To meet Tier 4 Final and Stage IV emissions regulations, John Deere, Waterloo, IA, has developed an integrated emissions control system which incorporates cooled exhaust gas recirculation (EGR) and selective catalytic reduction (SCR) technologies.
The integrated emissions control system will typically integrate cooled EGR, a diesel oxidation catalyst (DOC), diesel particulate filter (DPF), SCR system and other emissions control components. Geoff Stigler, Manager of Worldwide Marketing for John Deere Power Systems, says the company chose to use both EGR and SCR because of the fluid economy and performance benefits, as well as emissions reduction capabilities, the combined systems provide. He says that with just SCR, a lot of diesel exhaust fluid (DEF) is used due to the majority of the nitrogen oxides (NOx) being cleaned up in the aftertreatment system. “You’re essentially attempting a 95% plus NOx reduction with the SCR catalyst if you don’t have cooled EGR,” says Stigler. “That requires a high DEF dosing rate.” Stigler notes that some Tier 4 Interim (Tier 4I) SCR systems use 6 to 9% DEF compared to fuel burn, and that percentage will increase for Tier 4 Final (Tier 4F).
Using cooled EGR in conjunction with SCR, however, enables John Deere’s emissions system to use less DEF and thus improve fluid economy and transient performance. Because NOx is first reduced via the cooled EGR portion of the system, the SCR catalyst has less NOx to clean up in the aftertreatment system. Stigler says the integrated emissions control system will use 1 to 3% DEF. “Our system is optimized to the point where we truly are confident it will use less DEF,” says John Piasecki, Director of Marketing, Sales and Customer Support for John Deere Power Systems, “and balances all of the technologies for effective and efficient NOx and particulate control.”
Piasecki says the company has followed a building-block strategy by adopting the best available technologies to meet each regulatory tier through Tier 4F. “We all knew where the emissions regulations were going for Tier 4F,” he says. “We started with a basic Tier 2 engine platform, and then laid out a long term plan on how we were going to get to Tier 4F over a series of emissions tiers.”
With the introduction of each new tier level, he says the company built upon the engine technologies it already had to offer further improvements. Piasecki says adding electronics and cooled EGR with a variable-geometry turbocharger (VGT) to its Tier 2 engine platform, as well as improving combustion and fuel injection, enabled John Deere to create a Tier 3 engine that met emissions regulations while also maintaining performance, durability and power density for customers.

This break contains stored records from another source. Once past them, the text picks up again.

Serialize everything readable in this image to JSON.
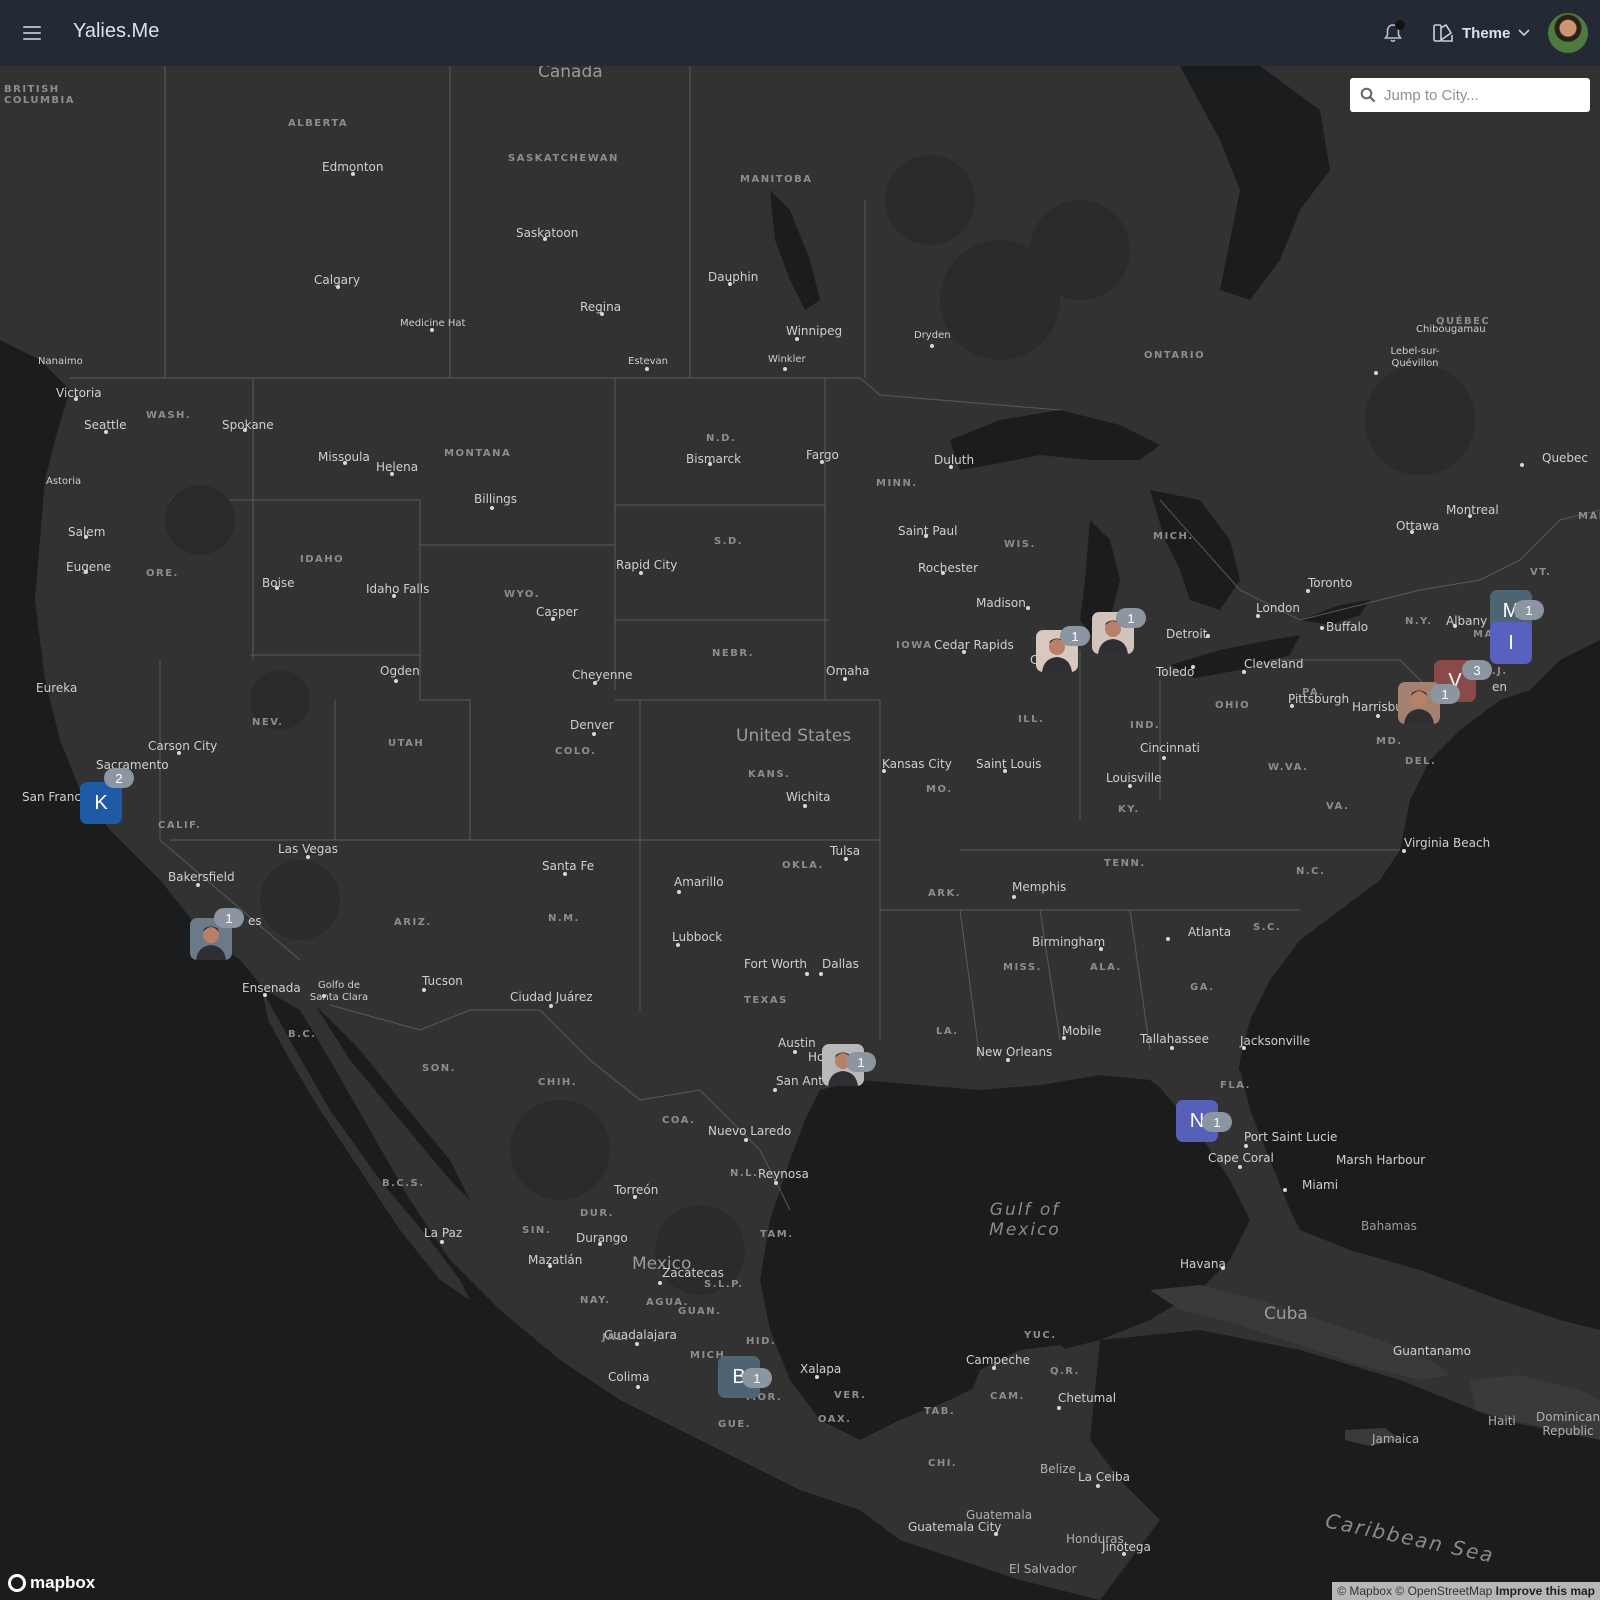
{
  "navbar": {
    "brand": "Yalies.Me",
    "theme_label": "Theme",
    "menu_icon": "hamburger-menu-icon",
    "bell_icon": "bell-icon",
    "theme_icon": "palette-icon"
  },
  "search": {
    "placeholder": "Jump to City..."
  },
  "map": {
    "countries": [
      "Canada",
      "United States",
      "Mexico",
      "Cuba",
      "Bahamas",
      "Guatemala",
      "Honduras",
      "El Salvador",
      "Belize",
      "Jamaica",
      "Haiti",
      "Dominican Republic"
    ],
    "water": [
      "Gulf of Mexico",
      "Caribbean Sea"
    ],
    "cities": [
      "Edmonton",
      "Saskatoon",
      "Calgary",
      "Regina",
      "Medicine Hat",
      "Estevan",
      "Winnipeg",
      "Winkler",
      "Dauphin",
      "Dryden",
      "Nanaimo",
      "Victoria",
      "Seattle",
      "Spokane",
      "Missoula",
      "Helena",
      "Astoria",
      "Salem",
      "Eugene",
      "Boise",
      "Idaho Falls",
      "Billings",
      "Bismarck",
      "Fargo",
      "Duluth",
      "Saint Paul",
      "Rochester",
      "Madison",
      "Detroit",
      "Toledo",
      "Cleveland",
      "Toronto",
      "Buffalo",
      "London",
      "Ottawa",
      "Montreal",
      "Quebec",
      "Chibougamau",
      "Lebel-sur-Quévillon",
      "Albany",
      "Pittsburgh",
      "Harrisburg",
      "Cincinnati",
      "Louisville",
      "Saint Louis",
      "Kansas City",
      "Omaha",
      "Cedar Rapids",
      "Rapid City",
      "Casper",
      "Cheyenne",
      "Ogden",
      "Denver",
      "Wichita",
      "Tulsa",
      "Eureka",
      "Carson City",
      "Sacramento",
      "San Franci",
      "Las Vegas",
      "Bakersfield",
      "Santa Fe",
      "Amarillo",
      "Lubbock",
      "Fort Worth",
      "Dallas",
      "Austin",
      "San Antonio",
      "Hous",
      "Memphis",
      "Birmingham",
      "Atlanta",
      "Virginia Beach",
      "Mobile",
      "New Orleans",
      "Tallahassee",
      "Jacksonville",
      "Port Saint Lucie",
      "Cape Coral",
      "Miami",
      "Marsh Harbour",
      "Havana",
      "Guantanamo",
      "Tucson",
      "Ensenada",
      "Golfo de Santa Clara",
      "Ciudad Juárez",
      "Nuevo Laredo",
      "Reynosa",
      "Torreón",
      "Durango",
      "Zacatecas",
      "Mazatlán",
      "La Paz",
      "Guadalajara",
      "Colima",
      "Xalapa",
      "Campeche",
      "Chetumal",
      "Guatemala City",
      "La Ceiba",
      "Jinotega"
    ],
    "city_partials": [
      "Chica",
      "es",
      "en"
    ],
    "states": [
      "BRITISH COLUMBIA",
      "ALBERTA",
      "SASKATCHEWAN",
      "MANITOBA",
      "ONTARIO",
      "QUÉBEC",
      "WASH.",
      "MONTANA",
      "N.D.",
      "MINN.",
      "S.D.",
      "WYO.",
      "IDAHO",
      "ORE.",
      "NEBR.",
      "IOWA",
      "WIS.",
      "MICH.",
      "NEV.",
      "UTAH",
      "COLO.",
      "KANS.",
      "MO.",
      "ILL.",
      "IND.",
      "OHIO",
      "PA.",
      "N.Y.",
      "VT.",
      "MAINE",
      "MASS.",
      "N.J.",
      "MD.",
      "DEL.",
      "W.VA.",
      "VA.",
      "KY.",
      "TENN.",
      "N.C.",
      "S.C.",
      "GA.",
      "ALA.",
      "MISS.",
      "LA.",
      "ARK.",
      "OKLA.",
      "TEXAS",
      "N.M.",
      "ARIZ.",
      "CALIF.",
      "B.C.",
      "SON.",
      "CHIH.",
      "COA.",
      "N.L.",
      "TAM.",
      "DUR.",
      "SIN.",
      "B.C.S.",
      "NAY.",
      "JAL.",
      "MICH.",
      "GUE.",
      "OAX.",
      "VER.",
      "TAB.",
      "CAM.",
      "YUC.",
      "Q.R.",
      "CHI.",
      "AGUA.",
      "S.L.P.",
      "GUAN.",
      "HID.",
      "MOR.",
      "FLA."
    ]
  },
  "markers": [
    {
      "label": "K",
      "count": "2",
      "color": "#1f5aa6"
    },
    {
      "label": "",
      "count": "1",
      "color": "#6b7a86"
    },
    {
      "label": "",
      "count": "1",
      "color": "#d8c8bd"
    },
    {
      "label": "",
      "count": "1",
      "color": "#d2c4bc"
    },
    {
      "label": "",
      "count": "1",
      "color": "#b9b9b9"
    },
    {
      "label": "N",
      "count": "1",
      "color": "#5660b8"
    },
    {
      "label": "B",
      "count": "1",
      "color": "#4f6472"
    },
    {
      "label": "M",
      "count": "1",
      "color": "#4f6472"
    },
    {
      "label": "I",
      "count": "",
      "color": "#5860c0"
    },
    {
      "label": "V",
      "count": "3",
      "color": "#8a4a4a"
    },
    {
      "label": "",
      "count": "1",
      "color": "#a48070"
    }
  ],
  "attribution": {
    "logo": "mapbox",
    "text": "© Mapbox © OpenStreetMap",
    "improve": "Improve this map"
  },
  "colors": {
    "navbar": "#232a36",
    "land": "#323232",
    "water": "#1b1c1d",
    "badge": "#8b96a2"
  }
}
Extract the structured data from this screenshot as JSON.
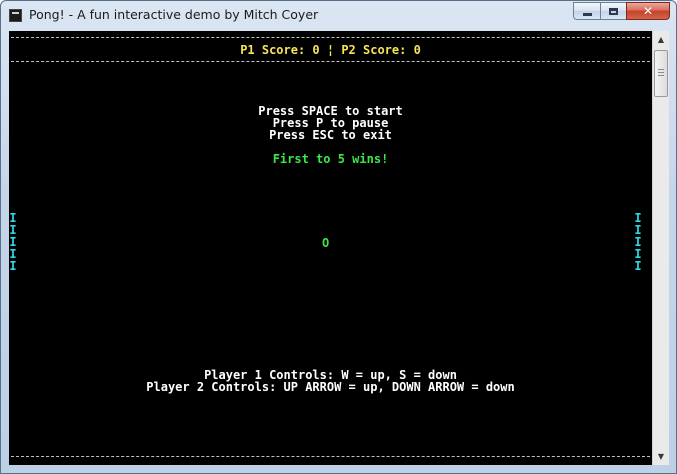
{
  "window": {
    "title": "Pong! - A fun interactive demo by Mitch Coyer",
    "close_glyph": "✕"
  },
  "game": {
    "scoreboard": "P1 Score: 0 ¦ P2 Score: 0",
    "instructions": [
      "Press SPACE to start",
      "Press P to pause",
      "Press ESC to exit"
    ],
    "win_message": "First to 5 wins!",
    "ball": "O",
    "paddle_glyph": "I",
    "controls": [
      "Player 1 Controls: W = up, S = down",
      "Player 2 Controls: UP ARROW = up, DOWN ARROW = down"
    ]
  },
  "scrollbar": {
    "up_glyph": "▲",
    "down_glyph": "▼"
  },
  "colors": {
    "background": "#000000",
    "score_text": "#f5e35a",
    "instruction_text": "#ffffff",
    "win_text": "#3ce64a",
    "paddle": "#2ed6e6",
    "ball": "#3ce64a"
  },
  "icons": {
    "app": "console-app-icon",
    "minimize": "minimize-icon",
    "maximize": "maximize-icon",
    "close": "close-icon"
  }
}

For Tier 4I, the company started with its Tier 3 engine and made further combustion and fuel injection improvements. A DPF was added to the cooled EGR and VGT system, which was validated during the previous engine design and thus carried over to the Tier 4I engine. John Deere chose not to use SCR for Tier 4I because the company did not feel the technology was proven for off-highway applications yet, and the infrastructure for DEF was still lacking. “Our plan was to introduce SCR when we needed to introduce it,” says Piasecki. “We always knew SCR was a very effective NOx reducing technology, but we always targeted it for Tier 4F,” he says.
Again, using a previous tier engine for its base, John Deere added SCR to the cooled EGR and DPF system as well as made combustion and fuel injection changes to create its Tier 4F engine. Stigler says oil level sensors and fuel condition sensors are also being added to the engine, along with a higher pressure fuel system that will provide lower fuel consumption. There will be changes to the cooled EGR system, as well, he says, “that allow us to balance and optimize emissions control and focus on delivering performance to the end user.”